(Excerpts from an interface dataset)
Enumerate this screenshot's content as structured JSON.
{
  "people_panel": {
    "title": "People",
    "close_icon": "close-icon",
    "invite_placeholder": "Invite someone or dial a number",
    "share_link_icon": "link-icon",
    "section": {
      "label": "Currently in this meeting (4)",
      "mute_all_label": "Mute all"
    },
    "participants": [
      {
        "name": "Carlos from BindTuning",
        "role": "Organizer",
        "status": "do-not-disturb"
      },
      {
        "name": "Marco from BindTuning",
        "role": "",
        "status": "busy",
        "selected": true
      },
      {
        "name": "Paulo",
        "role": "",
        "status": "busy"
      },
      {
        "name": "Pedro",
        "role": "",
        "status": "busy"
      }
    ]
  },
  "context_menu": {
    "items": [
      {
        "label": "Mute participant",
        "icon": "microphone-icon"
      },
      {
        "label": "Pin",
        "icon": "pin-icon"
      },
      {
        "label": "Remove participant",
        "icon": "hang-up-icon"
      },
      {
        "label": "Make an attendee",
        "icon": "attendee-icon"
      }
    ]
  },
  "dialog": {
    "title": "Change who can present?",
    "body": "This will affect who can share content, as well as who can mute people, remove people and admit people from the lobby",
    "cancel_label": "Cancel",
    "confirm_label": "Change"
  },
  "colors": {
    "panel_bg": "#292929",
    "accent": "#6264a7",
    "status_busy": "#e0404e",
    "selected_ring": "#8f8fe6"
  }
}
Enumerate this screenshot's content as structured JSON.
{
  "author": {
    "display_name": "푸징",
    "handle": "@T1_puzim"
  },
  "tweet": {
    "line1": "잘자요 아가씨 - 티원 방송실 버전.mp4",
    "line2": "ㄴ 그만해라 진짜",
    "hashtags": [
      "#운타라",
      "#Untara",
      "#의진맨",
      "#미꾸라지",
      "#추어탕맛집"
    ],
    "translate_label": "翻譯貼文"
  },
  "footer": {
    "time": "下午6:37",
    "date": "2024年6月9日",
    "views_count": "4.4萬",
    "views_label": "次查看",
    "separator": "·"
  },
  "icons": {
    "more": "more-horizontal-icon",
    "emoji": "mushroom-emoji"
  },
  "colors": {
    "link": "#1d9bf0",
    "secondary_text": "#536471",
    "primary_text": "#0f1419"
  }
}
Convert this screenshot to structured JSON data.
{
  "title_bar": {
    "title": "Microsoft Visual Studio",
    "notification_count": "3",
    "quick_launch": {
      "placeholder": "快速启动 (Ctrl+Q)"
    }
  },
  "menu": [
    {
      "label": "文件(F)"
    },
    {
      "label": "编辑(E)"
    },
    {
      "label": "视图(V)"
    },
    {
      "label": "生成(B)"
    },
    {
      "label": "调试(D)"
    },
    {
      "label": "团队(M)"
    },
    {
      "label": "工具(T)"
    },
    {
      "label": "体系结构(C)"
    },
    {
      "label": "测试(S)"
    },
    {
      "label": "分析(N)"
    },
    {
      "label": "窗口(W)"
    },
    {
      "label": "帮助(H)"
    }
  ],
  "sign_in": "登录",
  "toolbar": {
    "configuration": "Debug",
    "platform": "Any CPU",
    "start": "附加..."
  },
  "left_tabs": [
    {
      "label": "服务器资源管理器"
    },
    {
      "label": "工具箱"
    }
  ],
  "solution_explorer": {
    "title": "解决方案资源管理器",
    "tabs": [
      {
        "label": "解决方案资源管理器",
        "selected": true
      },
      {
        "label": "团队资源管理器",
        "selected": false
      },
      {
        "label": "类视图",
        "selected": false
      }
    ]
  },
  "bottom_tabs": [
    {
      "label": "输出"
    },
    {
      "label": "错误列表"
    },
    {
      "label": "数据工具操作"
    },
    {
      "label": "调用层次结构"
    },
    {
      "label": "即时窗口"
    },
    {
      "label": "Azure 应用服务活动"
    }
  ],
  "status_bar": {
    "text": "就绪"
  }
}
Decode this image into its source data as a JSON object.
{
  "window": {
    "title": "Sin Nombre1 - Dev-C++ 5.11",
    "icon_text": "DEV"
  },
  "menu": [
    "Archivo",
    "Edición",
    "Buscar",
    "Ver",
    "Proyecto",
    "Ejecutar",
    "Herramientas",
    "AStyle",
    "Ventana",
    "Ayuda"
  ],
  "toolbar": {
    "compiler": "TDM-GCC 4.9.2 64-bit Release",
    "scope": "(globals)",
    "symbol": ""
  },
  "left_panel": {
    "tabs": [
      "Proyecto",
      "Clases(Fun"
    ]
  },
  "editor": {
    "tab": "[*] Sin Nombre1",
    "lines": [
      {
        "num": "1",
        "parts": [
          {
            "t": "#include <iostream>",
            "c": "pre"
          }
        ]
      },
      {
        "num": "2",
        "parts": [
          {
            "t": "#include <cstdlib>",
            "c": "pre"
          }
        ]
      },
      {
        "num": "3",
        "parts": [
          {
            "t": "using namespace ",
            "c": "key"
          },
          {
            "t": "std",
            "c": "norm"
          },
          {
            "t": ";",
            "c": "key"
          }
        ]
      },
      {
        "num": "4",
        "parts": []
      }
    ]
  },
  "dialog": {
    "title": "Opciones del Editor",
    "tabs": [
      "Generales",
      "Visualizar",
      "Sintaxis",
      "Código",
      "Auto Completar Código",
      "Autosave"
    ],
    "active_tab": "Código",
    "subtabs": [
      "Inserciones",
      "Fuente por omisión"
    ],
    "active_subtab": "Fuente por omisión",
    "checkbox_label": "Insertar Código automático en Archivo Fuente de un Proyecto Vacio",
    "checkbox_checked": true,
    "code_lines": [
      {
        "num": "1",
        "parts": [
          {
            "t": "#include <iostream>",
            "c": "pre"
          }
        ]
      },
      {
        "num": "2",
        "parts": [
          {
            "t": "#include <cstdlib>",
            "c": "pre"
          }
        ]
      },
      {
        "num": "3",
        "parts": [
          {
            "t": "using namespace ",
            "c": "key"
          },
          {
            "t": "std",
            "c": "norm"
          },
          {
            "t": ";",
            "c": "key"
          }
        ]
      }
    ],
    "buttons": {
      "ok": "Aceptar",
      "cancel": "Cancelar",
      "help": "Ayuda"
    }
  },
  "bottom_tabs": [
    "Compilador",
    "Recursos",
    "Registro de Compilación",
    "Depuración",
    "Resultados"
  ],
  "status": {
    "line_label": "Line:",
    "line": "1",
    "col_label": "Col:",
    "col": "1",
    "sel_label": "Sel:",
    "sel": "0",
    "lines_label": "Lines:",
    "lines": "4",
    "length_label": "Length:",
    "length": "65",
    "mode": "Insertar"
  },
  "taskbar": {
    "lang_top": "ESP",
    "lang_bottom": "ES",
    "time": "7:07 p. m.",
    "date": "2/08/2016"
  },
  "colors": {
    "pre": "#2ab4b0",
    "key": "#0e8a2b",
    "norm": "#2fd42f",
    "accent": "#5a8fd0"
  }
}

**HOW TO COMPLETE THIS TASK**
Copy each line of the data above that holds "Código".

**SOLUTION**
      "Código",
      "Auto Completar Código",
    "active_tab": "Código",
    "checkbox_label": "Insertar Código automático en Archivo Fuente de un Proyecto Vacio",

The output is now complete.